## [What is required]
Give every line below again, exactly as it appears.

(Items listed in a dataset)

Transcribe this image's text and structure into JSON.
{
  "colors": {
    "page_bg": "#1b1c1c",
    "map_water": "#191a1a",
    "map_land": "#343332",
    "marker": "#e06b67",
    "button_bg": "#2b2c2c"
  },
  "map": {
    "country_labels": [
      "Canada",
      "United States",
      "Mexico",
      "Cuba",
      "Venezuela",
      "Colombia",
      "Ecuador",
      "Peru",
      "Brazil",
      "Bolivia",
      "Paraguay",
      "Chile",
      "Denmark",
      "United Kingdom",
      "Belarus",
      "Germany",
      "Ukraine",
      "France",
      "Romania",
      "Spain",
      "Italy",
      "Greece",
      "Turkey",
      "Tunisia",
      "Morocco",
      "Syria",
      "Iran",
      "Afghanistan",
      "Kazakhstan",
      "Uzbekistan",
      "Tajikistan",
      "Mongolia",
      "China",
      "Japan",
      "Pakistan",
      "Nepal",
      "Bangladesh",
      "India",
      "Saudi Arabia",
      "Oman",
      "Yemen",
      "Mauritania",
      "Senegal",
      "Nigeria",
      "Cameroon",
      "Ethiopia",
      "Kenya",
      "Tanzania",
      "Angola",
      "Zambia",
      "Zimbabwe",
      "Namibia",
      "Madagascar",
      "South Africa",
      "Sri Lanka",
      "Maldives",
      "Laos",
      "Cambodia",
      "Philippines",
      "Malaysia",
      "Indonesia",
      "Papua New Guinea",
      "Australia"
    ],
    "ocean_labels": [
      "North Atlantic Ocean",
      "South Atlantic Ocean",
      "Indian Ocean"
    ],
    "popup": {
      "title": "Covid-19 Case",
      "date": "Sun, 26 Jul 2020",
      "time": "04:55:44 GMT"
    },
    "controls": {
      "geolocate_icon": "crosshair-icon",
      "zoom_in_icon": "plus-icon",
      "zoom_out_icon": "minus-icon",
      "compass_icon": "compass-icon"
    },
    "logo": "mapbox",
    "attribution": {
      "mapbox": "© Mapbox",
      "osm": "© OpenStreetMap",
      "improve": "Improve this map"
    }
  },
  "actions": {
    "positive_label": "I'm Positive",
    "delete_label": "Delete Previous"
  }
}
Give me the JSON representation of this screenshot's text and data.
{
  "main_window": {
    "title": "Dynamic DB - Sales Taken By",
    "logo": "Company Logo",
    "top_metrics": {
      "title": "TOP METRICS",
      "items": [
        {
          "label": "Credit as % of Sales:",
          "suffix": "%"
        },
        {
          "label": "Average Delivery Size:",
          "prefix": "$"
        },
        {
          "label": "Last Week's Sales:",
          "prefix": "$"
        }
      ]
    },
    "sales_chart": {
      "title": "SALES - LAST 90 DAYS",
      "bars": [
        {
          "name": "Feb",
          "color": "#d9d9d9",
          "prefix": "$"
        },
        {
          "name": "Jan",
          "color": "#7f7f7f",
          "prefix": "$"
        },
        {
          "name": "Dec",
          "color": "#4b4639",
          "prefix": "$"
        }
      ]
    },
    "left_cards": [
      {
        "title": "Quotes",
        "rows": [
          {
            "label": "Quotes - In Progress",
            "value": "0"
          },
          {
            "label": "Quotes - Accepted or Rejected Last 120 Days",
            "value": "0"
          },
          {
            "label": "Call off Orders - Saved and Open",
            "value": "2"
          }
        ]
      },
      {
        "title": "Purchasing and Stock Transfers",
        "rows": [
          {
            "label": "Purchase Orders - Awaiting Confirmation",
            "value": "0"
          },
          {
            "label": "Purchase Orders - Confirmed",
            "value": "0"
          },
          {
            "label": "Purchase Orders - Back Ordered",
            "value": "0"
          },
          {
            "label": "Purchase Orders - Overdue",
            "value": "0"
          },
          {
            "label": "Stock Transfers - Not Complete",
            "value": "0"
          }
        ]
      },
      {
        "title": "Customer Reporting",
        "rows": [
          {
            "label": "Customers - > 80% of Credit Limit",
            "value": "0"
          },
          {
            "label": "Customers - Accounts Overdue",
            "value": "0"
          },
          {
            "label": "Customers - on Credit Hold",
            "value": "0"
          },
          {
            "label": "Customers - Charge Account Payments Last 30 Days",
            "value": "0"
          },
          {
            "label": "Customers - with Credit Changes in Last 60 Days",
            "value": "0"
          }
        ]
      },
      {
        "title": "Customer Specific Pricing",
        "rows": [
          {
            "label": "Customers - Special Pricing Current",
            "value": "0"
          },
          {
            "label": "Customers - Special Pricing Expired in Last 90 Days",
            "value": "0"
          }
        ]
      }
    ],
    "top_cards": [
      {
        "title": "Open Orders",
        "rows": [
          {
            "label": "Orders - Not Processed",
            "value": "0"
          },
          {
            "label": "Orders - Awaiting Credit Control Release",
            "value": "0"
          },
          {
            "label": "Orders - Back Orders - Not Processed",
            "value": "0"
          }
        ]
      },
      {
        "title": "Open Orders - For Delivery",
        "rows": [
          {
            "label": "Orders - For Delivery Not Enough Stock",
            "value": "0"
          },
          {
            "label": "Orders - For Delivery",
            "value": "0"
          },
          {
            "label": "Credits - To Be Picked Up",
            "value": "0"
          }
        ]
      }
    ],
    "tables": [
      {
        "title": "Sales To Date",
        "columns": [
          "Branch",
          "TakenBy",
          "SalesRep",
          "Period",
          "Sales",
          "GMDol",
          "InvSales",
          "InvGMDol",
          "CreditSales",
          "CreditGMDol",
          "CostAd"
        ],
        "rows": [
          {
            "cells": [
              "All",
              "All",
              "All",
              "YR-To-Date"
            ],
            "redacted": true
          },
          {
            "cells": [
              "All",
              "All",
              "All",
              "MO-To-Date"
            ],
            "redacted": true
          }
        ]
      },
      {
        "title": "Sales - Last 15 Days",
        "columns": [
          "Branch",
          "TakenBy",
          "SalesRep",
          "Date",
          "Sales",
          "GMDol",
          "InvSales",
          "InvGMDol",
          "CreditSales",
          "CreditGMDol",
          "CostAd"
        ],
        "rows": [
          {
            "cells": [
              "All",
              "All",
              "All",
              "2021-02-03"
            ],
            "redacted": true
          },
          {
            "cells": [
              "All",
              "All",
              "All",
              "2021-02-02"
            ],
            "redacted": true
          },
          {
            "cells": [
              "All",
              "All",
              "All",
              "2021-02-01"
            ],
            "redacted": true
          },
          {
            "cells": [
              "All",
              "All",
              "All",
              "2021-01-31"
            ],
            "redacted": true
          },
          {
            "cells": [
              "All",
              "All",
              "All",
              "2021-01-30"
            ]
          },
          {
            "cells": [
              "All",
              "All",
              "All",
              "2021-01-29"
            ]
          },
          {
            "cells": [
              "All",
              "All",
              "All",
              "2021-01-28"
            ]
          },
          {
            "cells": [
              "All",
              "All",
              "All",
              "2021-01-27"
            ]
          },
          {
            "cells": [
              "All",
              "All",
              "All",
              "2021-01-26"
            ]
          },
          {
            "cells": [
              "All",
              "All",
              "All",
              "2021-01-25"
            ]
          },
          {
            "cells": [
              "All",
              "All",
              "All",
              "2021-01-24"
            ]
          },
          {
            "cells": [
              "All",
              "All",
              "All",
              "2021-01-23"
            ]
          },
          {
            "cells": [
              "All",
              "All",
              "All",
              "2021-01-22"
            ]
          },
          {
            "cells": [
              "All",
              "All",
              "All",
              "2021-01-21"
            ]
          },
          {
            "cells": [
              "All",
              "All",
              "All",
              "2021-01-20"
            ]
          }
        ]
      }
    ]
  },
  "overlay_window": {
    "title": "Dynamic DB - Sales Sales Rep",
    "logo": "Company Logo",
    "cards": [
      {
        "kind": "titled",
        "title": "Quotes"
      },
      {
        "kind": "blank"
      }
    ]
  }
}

## [Written solution]
Transcribe this image's text and structure into JSON.
{
  "colors": {
    "page_bg": "#1b1c1c",
    "map_water": "#191a1a",
    "map_land": "#343332",
    "marker": "#e06b67",
    "button_bg": "#2b2c2c"
  },
  "map": {
    "country_labels": [
      "Canada",
      "United States",
      "Mexico",
      "Cuba",
      "Venezuela",
      "Colombia",
      "Ecuador",
      "Peru",
      "Brazil",
      "Bolivia",
      "Paraguay",
      "Chile",
      "Denmark",
      "United Kingdom",
      "Belarus",
      "Germany",
      "Ukraine",
      "France",
      "Romania",
      "Spain",
      "Italy",
      "Greece",
      "Turkey",
      "Tunisia",
      "Morocco",
      "Syria",
      "Iran",
      "Afghanistan",
      "Kazakhstan",
      "Uzbekistan",
      "Tajikistan",
      "Mongolia",
      "China",
      "Japan",
      "Pakistan",
      "Nepal",
      "Bangladesh",
      "India",
      "Saudi Arabia",
      "Oman",
      "Yemen",
      "Mauritania",
      "Senegal",
      "Nigeria",
      "Cameroon",
      "Ethiopia",
      "Kenya",
      "Tanzania",
      "Angola",
      "Zambia",
      "Zimbabwe",
      "Namibia",
      "Madagascar",
      "South Africa",
      "Sri Lanka",
      "Maldives",
      "Laos",
      "Cambodia",
      "Philippines",
      "Malaysia",
      "Indonesia",
      "Papua New Guinea",
      "Australia"
    ],
    "ocean_labels": [
      "North Atlantic Ocean",
      "South Atlantic Ocean",
      "Indian Ocean"
    ],
    "popup": {
      "title": "Covid-19 Case",
      "date": "Sun, 26 Jul 2020",
      "time": "04:55:44 GMT"
    },
    "controls": {
      "geolocate_icon": "crosshair-icon",
      "zoom_in_icon": "plus-icon",
      "zoom_out_icon": "minus-icon",
      "compass_icon": "compass-icon"
    },
    "logo": "mapbox",
    "attribution": {
      "mapbox": "© Mapbox",
      "osm": "© OpenStreetMap",
      "improve": "Improve this map"
    }
  },
  "actions": {
    "positive_label": "I'm Positive",
    "delete_label": "Delete Previous"
  }
}
Give me the JSON representation of this screenshot's text and data.
{
  "main_window": {
    "title": "Dynamic DB - Sales Taken By",
    "logo": "Company Logo",
    "top_metrics": {
      "title": "TOP METRICS",
      "items": [
        {
          "label": "Credit as % of Sales:",
          "suffix": "%"
        },
        {
          "label": "Average Delivery Size:",
          "prefix": "$"
        },
        {
          "label": "Last Week's Sales:",
          "prefix": "$"
        }
      ]
    },
    "sales_chart": {
      "title": "SALES - LAST 90 DAYS",
      "bars": [
        {
          "name": "Feb",
          "color": "#d9d9d9",
          "prefix": "$"
        },
        {
          "name": "Jan",
          "color": "#7f7f7f",
          "prefix": "$"
        },
        {
          "name": "Dec",
          "color": "#4b4639",
          "prefix": "$"
        }
      ]
    },
    "left_cards": [
      {
        "title": "Quotes",
        "rows": [
          {
            "label": "Quotes - In Progress",
            "value": "0"
          },
          {
            "label": "Quotes - Accepted or Rejected Last 120 Days",
            "value": "0"
          },
          {
            "label": "Call off Orders - Saved and Open",
            "value": "2"
          }
        ]
      },
      {
        "title": "Purchasing and Stock Transfers",
        "rows": [
          {
            "label": "Purchase Orders - Awaiting Confirmation",
            "value": "0"
          },
          {
            "label": "Purchase Orders - Confirmed",
            "value": "0"
          },
          {
            "label": "Purchase Orders - Back Ordered",
            "value": "0"
          },
          {
            "label": "Purchase Orders - Overdue",
            "value": "0"
          },
          {
            "label": "Stock Transfers - Not Complete",
            "value": "0"
          }
        ]
      },
      {
        "title": "Customer Reporting",
        "rows": [
          {
            "label": "Customers - > 80% of Credit Limit",
            "value": "0"
          },
          {
            "label": "Customers - Accounts Overdue",
            "value": "0"
          },
          {
            "label": "Customers - on Credit Hold",
            "value": "0"
          },
          {
            "label": "Customers - Charge Account Payments Last 30 Days",
            "value": "0"
          },
          {
            "label": "Customers - with Credit Changes in Last 60 Days",
            "value": "0"
          }
        ]
      },
      {
        "title": "Customer Specific Pricing",
        "rows": [
          {
            "label": "Customers - Special Pricing Current",
            "value": "0"
          },
          {
            "label": "Customers - Special Pricing Expired in Last 90 Days",
            "value": "0"
          }
        ]
      }
    ],
    "top_cards": [
      {
        "title": "Open Orders",
        "rows": [
          {
            "label": "Orders - Not Processed",
            "value": "0"
          },
          {
            "label": "Orders - Awaiting Credit Control Release",
            "value": "0"
          },
          {
            "label": "Orders - Back Orders - Not Processed",
            "value": "0"
          }
        ]
      },
      {
        "title": "Open Orders - For Delivery",
        "rows": [
          {
            "label": "Orders - For Delivery Not Enough Stock",
            "value": "0"
          },
          {
            "label": "Orders - For Delivery",
            "value": "0"
          },
          {
            "label": "Credits - To Be Picked Up",
            "value": "0"
          }
        ]
      }
    ],
    "tables": [
      {
        "title": "Sales To Date",
        "columns": [
          "Branch",
          "TakenBy",
          "SalesRep",
          "Period",
          "Sales",
          "GMDol",
          "InvSales",
          "InvGMDol",
          "CreditSales",
          "CreditGMDol",
          "CostAd"
        ],
        "rows": [
          {
            "cells": [
              "All",
              "All",
              "All",
              "YR-To-Date"
            ],
            "redacted": true
          },
          {
            "cells": [
              "All",
              "All",
              "All",
              "MO-To-Date"
            ],
            "redacted": true
          }
        ]
      },
      {
        "title": "Sales - Last 15 Days",
        "columns": [
          "Branch",
          "TakenBy",
          "SalesRep",
          "Date",
          "Sales",
          "GMDol",
          "InvSales",
          "InvGMDol",
          "CreditSales",
          "CreditGMDol",
          "CostAd"
        ],
        "rows": [
          {
            "cells": [
              "All",
              "All",
              "All",
              "2021-02-03"
            ],
            "redacted": true
          },
          {
            "cells": [
              "All",
              "All",
              "All",
              "2021-02-02"
            ],
            "redacted": true
          },
          {
            "cells": [
              "All",
              "All",
              "All",
              "2021-02-01"
            ],
            "redacted": true
          },
          {
            "cells": [
              "All",
              "All",
              "All",
              "2021-01-31"
            ],
            "redacted": true
          },
          {
            "cells": [
              "All",
              "All",
              "All",
              "2021-01-30"
            ]
          },
          {
            "cells": [
              "All",
              "All",
              "All",
              "2021-01-29"
            ]
          },
          {
            "cells": [
              "All",
              "All",
              "All",
              "2021-01-28"
            ]
          },
          {
            "cells": [
              "All",
              "All",
              "All",
              "2021-01-27"
            ]
          },
          {
            "cells": [
              "All",
              "All",
              "All",
              "2021-01-26"
            ]
          },
          {
            "cells": [
              "All",
              "All",
              "All",
              "2021-01-25"
            ]
          },
          {
            "cells": [
              "All",
              "All",
              "All",
              "2021-01-24"
            ]
          },
          {
            "cells": [
              "All",
              "All",
              "All",
              "2021-01-23"
            ]
          },
          {
            "cells": [
              "All",
              "All",
              "All",
              "2021-01-22"
            ]
          },
          {
            "cells": [
              "All",
              "All",
              "All",
              "2021-01-21"
            ]
          },
          {
            "cells": [
              "All",
              "All",
              "All",
              "2021-01-20"
            ]
          }
        ]
      }
    ]
  },
  "overlay_window": {
    "title": "Dynamic DB - Sales Sales Rep",
    "logo": "Company Logo",
    "cards": [
      {
        "kind": "titled",
        "title": "Quotes"
      },
      {
        "kind": "blank"
      }
    ]
  }
}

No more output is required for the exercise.